▶ _ENTRIES SHOWN_:
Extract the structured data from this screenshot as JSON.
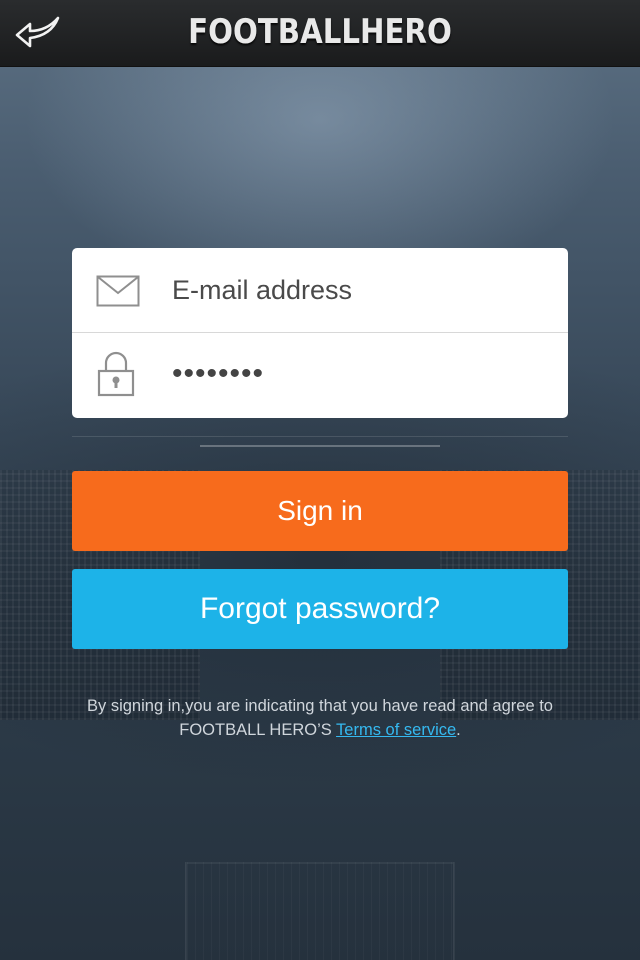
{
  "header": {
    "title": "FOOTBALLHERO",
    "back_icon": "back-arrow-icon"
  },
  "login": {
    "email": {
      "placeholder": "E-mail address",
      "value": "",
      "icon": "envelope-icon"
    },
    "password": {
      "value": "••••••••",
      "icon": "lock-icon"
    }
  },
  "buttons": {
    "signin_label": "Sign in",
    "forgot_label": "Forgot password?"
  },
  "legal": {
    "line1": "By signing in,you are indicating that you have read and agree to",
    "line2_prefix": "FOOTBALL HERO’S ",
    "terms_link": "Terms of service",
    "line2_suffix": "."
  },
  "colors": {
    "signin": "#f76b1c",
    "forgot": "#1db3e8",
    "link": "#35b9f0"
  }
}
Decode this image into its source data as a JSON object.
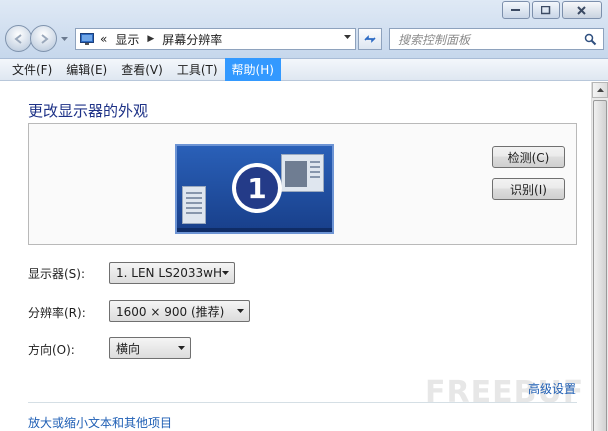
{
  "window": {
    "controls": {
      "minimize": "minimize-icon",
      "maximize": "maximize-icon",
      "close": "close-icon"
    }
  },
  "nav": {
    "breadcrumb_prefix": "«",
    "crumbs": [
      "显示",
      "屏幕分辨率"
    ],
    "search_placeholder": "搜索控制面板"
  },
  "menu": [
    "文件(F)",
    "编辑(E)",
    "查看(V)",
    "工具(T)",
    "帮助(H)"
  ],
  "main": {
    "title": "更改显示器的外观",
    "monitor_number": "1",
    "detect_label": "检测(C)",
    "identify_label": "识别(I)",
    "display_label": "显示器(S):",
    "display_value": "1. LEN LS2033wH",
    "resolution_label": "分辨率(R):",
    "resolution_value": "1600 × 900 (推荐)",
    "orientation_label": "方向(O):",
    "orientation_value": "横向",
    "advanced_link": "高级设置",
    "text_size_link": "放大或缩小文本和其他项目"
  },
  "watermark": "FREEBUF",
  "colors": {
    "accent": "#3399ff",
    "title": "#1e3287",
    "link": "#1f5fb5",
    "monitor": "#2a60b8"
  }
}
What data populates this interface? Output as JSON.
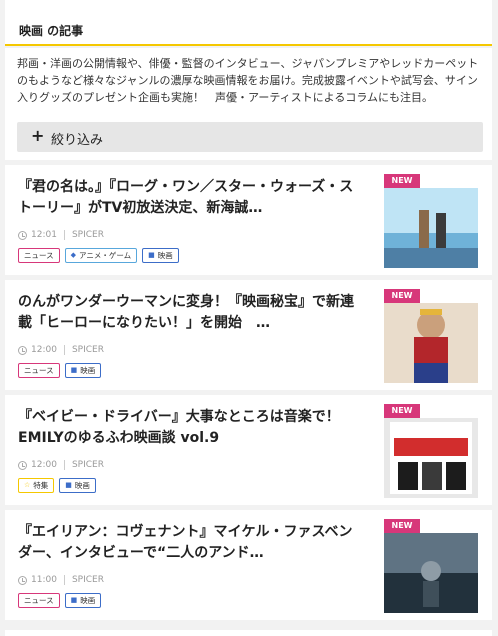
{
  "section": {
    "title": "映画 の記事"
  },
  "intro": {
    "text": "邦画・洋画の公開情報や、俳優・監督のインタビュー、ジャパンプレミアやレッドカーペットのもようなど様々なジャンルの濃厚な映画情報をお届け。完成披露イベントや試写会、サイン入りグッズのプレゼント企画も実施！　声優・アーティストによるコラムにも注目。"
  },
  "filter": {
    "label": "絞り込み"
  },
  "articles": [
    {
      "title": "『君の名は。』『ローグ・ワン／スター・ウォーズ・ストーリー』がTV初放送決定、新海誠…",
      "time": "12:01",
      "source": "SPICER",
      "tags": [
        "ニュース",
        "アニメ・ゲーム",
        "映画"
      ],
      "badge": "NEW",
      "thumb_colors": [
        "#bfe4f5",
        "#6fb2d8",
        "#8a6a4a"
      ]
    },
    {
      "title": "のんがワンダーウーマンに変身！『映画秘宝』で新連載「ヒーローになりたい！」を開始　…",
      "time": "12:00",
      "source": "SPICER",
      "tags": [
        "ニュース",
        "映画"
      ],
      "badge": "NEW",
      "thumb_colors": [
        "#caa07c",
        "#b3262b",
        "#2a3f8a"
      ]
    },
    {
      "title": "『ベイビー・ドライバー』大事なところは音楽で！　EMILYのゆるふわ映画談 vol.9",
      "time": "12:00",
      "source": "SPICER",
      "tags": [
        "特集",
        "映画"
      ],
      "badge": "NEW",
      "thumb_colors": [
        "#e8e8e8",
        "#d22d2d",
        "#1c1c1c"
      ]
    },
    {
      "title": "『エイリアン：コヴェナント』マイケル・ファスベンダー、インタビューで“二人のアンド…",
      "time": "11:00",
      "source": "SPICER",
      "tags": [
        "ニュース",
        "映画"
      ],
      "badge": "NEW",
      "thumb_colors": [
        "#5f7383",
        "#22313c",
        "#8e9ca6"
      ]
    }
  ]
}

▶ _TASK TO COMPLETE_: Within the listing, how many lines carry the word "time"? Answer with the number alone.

▶ _WRITTEN REPLY_: 4